### DATASET CONTENT
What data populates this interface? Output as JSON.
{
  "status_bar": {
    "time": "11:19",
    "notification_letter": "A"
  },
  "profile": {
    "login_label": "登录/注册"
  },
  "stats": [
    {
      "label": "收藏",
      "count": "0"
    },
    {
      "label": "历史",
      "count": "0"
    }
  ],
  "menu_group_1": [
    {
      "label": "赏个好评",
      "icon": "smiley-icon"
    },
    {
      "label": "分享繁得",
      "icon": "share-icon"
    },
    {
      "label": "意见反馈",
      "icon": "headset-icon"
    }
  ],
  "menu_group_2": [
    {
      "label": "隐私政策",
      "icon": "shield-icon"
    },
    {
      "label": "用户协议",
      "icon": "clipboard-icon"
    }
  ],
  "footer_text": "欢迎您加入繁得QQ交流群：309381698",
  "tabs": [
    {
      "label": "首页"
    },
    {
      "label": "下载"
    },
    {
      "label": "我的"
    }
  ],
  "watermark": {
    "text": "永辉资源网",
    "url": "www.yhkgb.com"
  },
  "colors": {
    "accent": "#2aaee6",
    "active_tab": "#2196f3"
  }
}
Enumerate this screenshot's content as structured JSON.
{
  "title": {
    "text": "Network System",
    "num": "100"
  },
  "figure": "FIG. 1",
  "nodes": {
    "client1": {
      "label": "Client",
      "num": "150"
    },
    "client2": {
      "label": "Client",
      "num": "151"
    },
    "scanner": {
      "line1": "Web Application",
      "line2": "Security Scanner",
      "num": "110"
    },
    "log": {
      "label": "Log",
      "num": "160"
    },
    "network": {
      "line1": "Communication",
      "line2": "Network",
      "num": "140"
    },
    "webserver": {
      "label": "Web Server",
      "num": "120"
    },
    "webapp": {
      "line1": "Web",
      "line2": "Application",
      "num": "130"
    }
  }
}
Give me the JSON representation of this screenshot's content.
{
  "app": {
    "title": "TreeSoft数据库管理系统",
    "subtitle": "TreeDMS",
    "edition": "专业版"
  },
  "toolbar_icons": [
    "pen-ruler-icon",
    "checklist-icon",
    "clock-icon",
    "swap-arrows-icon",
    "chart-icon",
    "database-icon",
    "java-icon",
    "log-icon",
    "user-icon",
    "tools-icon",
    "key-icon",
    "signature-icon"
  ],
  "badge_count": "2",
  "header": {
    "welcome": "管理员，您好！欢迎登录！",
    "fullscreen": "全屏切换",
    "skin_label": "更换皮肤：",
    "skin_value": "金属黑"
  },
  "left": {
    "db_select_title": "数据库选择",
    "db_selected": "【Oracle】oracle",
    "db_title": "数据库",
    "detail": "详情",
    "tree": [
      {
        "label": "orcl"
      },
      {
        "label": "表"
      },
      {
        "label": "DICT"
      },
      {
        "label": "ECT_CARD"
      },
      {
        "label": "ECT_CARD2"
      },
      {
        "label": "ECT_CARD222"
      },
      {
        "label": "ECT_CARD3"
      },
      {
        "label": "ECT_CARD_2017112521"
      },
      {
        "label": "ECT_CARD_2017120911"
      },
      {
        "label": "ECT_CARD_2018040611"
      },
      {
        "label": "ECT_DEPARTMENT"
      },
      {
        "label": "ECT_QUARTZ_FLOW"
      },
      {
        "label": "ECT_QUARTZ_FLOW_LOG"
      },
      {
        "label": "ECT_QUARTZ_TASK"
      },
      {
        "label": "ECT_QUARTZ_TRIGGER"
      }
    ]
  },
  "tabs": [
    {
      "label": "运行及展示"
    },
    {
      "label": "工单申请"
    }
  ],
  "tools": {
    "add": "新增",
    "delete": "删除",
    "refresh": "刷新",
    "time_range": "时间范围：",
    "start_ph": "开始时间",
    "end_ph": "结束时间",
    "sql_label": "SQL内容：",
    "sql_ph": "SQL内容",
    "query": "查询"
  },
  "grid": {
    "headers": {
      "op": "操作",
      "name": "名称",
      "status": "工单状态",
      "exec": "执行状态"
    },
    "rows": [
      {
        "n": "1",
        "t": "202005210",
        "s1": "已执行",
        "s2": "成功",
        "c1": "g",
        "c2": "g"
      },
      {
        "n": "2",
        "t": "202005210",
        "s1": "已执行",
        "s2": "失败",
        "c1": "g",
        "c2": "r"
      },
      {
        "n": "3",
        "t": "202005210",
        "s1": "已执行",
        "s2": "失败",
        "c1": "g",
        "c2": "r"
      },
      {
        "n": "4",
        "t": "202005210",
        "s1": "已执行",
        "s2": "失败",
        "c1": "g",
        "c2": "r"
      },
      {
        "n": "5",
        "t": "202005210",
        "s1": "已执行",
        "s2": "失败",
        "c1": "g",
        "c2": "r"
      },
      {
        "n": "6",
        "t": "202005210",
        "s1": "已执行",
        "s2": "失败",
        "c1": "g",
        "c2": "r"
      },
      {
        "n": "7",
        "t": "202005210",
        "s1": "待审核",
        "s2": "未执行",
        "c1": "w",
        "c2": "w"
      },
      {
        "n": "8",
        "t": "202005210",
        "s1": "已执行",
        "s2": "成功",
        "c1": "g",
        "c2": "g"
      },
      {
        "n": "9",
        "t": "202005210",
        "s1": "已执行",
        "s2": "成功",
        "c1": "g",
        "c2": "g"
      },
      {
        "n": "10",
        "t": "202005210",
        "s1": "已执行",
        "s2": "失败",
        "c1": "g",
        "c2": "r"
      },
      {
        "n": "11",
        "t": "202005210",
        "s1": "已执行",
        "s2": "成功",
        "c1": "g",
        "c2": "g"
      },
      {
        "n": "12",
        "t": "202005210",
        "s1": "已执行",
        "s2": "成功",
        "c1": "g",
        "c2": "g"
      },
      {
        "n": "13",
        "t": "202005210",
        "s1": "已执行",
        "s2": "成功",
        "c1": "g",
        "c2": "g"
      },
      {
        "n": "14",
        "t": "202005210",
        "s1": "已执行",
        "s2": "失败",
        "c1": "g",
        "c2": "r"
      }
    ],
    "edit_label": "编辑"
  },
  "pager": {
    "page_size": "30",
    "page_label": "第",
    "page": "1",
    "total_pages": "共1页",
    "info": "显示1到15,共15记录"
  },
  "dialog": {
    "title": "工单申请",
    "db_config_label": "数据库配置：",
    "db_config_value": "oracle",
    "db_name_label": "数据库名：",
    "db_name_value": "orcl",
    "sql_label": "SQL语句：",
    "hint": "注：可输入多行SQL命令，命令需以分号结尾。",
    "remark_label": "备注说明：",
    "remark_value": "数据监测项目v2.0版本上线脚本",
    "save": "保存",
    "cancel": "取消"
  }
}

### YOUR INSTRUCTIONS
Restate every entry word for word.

### REPLY
What data populates this interface? Output as JSON.
{
  "status_bar": {
    "time": "11:19",
    "notification_letter": "A"
  },
  "profile": {
    "login_label": "登录/注册"
  },
  "stats": [
    {
      "label": "收藏",
      "count": "0"
    },
    {
      "label": "历史",
      "count": "0"
    }
  ],
  "menu_group_1": [
    {
      "label": "赏个好评",
      "icon": "smiley-icon"
    },
    {
      "label": "分享繁得",
      "icon": "share-icon"
    },
    {
      "label": "意见反馈",
      "icon": "headset-icon"
    }
  ],
  "menu_group_2": [
    {
      "label": "隐私政策",
      "icon": "shield-icon"
    },
    {
      "label": "用户协议",
      "icon": "clipboard-icon"
    }
  ],
  "footer_text": "欢迎您加入繁得QQ交流群：309381698",
  "tabs": [
    {
      "label": "首页"
    },
    {
      "label": "下载"
    },
    {
      "label": "我的"
    }
  ],
  "watermark": {
    "text": "永辉资源网",
    "url": "www.yhkgb.com"
  },
  "colors": {
    "accent": "#2aaee6",
    "active_tab": "#2196f3"
  }
}
Enumerate this screenshot's content as structured JSON.
{
  "title": {
    "text": "Network System",
    "num": "100"
  },
  "figure": "FIG. 1",
  "nodes": {
    "client1": {
      "label": "Client",
      "num": "150"
    },
    "client2": {
      "label": "Client",
      "num": "151"
    },
    "scanner": {
      "line1": "Web Application",
      "line2": "Security Scanner",
      "num": "110"
    },
    "log": {
      "label": "Log",
      "num": "160"
    },
    "network": {
      "line1": "Communication",
      "line2": "Network",
      "num": "140"
    },
    "webserver": {
      "label": "Web Server",
      "num": "120"
    },
    "webapp": {
      "line1": "Web",
      "line2": "Application",
      "num": "130"
    }
  }
}
Give me the JSON representation of this screenshot's content.
{
  "app": {
    "title": "TreeSoft数据库管理系统",
    "subtitle": "TreeDMS",
    "edition": "专业版"
  },
  "toolbar_icons": [
    "pen-ruler-icon",
    "checklist-icon",
    "clock-icon",
    "swap-arrows-icon",
    "chart-icon",
    "database-icon",
    "java-icon",
    "log-icon",
    "user-icon",
    "tools-icon",
    "key-icon",
    "signature-icon"
  ],
  "badge_count": "2",
  "header": {
    "welcome": "管理员，您好！欢迎登录！",
    "fullscreen": "全屏切换",
    "skin_label": "更换皮肤：",
    "skin_value": "金属黑"
  },
  "left": {
    "db_select_title": "数据库选择",
    "db_selected": "【Oracle】oracle",
    "db_title": "数据库",
    "detail": "详情",
    "tree": [
      {
        "label": "orcl"
      },
      {
        "label": "表"
      },
      {
        "label": "DICT"
      },
      {
        "label": "ECT_CARD"
      },
      {
        "label": "ECT_CARD2"
      },
      {
        "label": "ECT_CARD222"
      },
      {
        "label": "ECT_CARD3"
      },
      {
        "label": "ECT_CARD_2017112521"
      },
      {
        "label": "ECT_CARD_2017120911"
      },
      {
        "label": "ECT_CARD_2018040611"
      },
      {
        "label": "ECT_DEPARTMENT"
      },
      {
        "label": "ECT_QUARTZ_FLOW"
      },
      {
        "label": "ECT_QUARTZ_FLOW_LOG"
      },
      {
        "label": "ECT_QUARTZ_TASK"
      },
      {
        "label": "ECT_QUARTZ_TRIGGER"
      }
    ]
  },
  "tabs": [
    {
      "label": "运行及展示"
    },
    {
      "label": "工单申请"
    }
  ],
  "tools": {
    "add": "新增",
    "delete": "删除",
    "refresh": "刷新",
    "time_range": "时间范围：",
    "start_ph": "开始时间",
    "end_ph": "结束时间",
    "sql_label": "SQL内容：",
    "sql_ph": "SQL内容",
    "query": "查询"
  },
  "grid": {
    "headers": {
      "op": "操作",
      "name": "名称",
      "status": "工单状态",
      "exec": "执行状态"
    },
    "rows": [
      {
        "n": "1",
        "t": "202005210",
        "s1": "已执行",
        "s2": "成功",
        "c1": "g",
        "c2": "g"
      },
      {
        "n": "2",
        "t": "202005210",
        "s1": "已执行",
        "s2": "失败",
        "c1": "g",
        "c2": "r"
      },
      {
        "n": "3",
        "t": "202005210",
        "s1": "已执行",
        "s2": "失败",
        "c1": "g",
        "c2": "r"
      },
      {
        "n": "4",
        "t": "202005210",
        "s1": "已执行",
        "s2": "失败",
        "c1": "g",
        "c2": "r"
      },
      {
        "n": "5",
        "t": "202005210",
        "s1": "已执行",
        "s2": "失败",
        "c1": "g",
        "c2": "r"
      },
      {
        "n": "6",
        "t": "202005210",
        "s1": "已执行",
        "s2": "失败",
        "c1": "g",
        "c2": "r"
      },
      {
        "n": "7",
        "t": "202005210",
        "s1": "待审核",
        "s2": "未执行",
        "c1": "w",
        "c2": "w"
      },
      {
        "n": "8",
        "t": "202005210",
        "s1": "已执行",
        "s2": "成功",
        "c1": "g",
        "c2": "g"
      },
      {
        "n": "9",
        "t": "202005210",
        "s1": "已执行",
        "s2": "成功",
        "c1": "g",
        "c2": "g"
      },
      {
        "n": "10",
        "t": "202005210",
        "s1": "已执行",
        "s2": "失败",
        "c1": "g",
        "c2": "r"
      },
      {
        "n": "11",
        "t": "202005210",
        "s1": "已执行",
        "s2": "成功",
        "c1": "g",
        "c2": "g"
      },
      {
        "n": "12",
        "t": "202005210",
        "s1": "已执行",
        "s2": "成功",
        "c1": "g",
        "c2": "g"
      },
      {
        "n": "13",
        "t": "202005210",
        "s1": "已执行",
        "s2": "成功",
        "c1": "g",
        "c2": "g"
      },
      {
        "n": "14",
        "t": "202005210",
        "s1": "已执行",
        "s2": "失败",
        "c1": "g",
        "c2": "r"
      }
    ],
    "edit_label": "编辑"
  },
  "pager": {
    "page_size": "30",
    "page_label": "第",
    "page": "1",
    "total_pages": "共1页",
    "info": "显示1到15,共15记录"
  },
  "dialog": {
    "title": "工单申请",
    "db_config_label": "数据库配置：",
    "db_config_value": "oracle",
    "db_name_label": "数据库名：",
    "db_name_value": "orcl",
    "sql_label": "SQL语句：",
    "hint": "注：可输入多行SQL命令，命令需以分号结尾。",
    "remark_label": "备注说明：",
    "remark_value": "数据监测项目v2.0版本上线脚本",
    "save": "保存",
    "cancel": "取消"
  }
}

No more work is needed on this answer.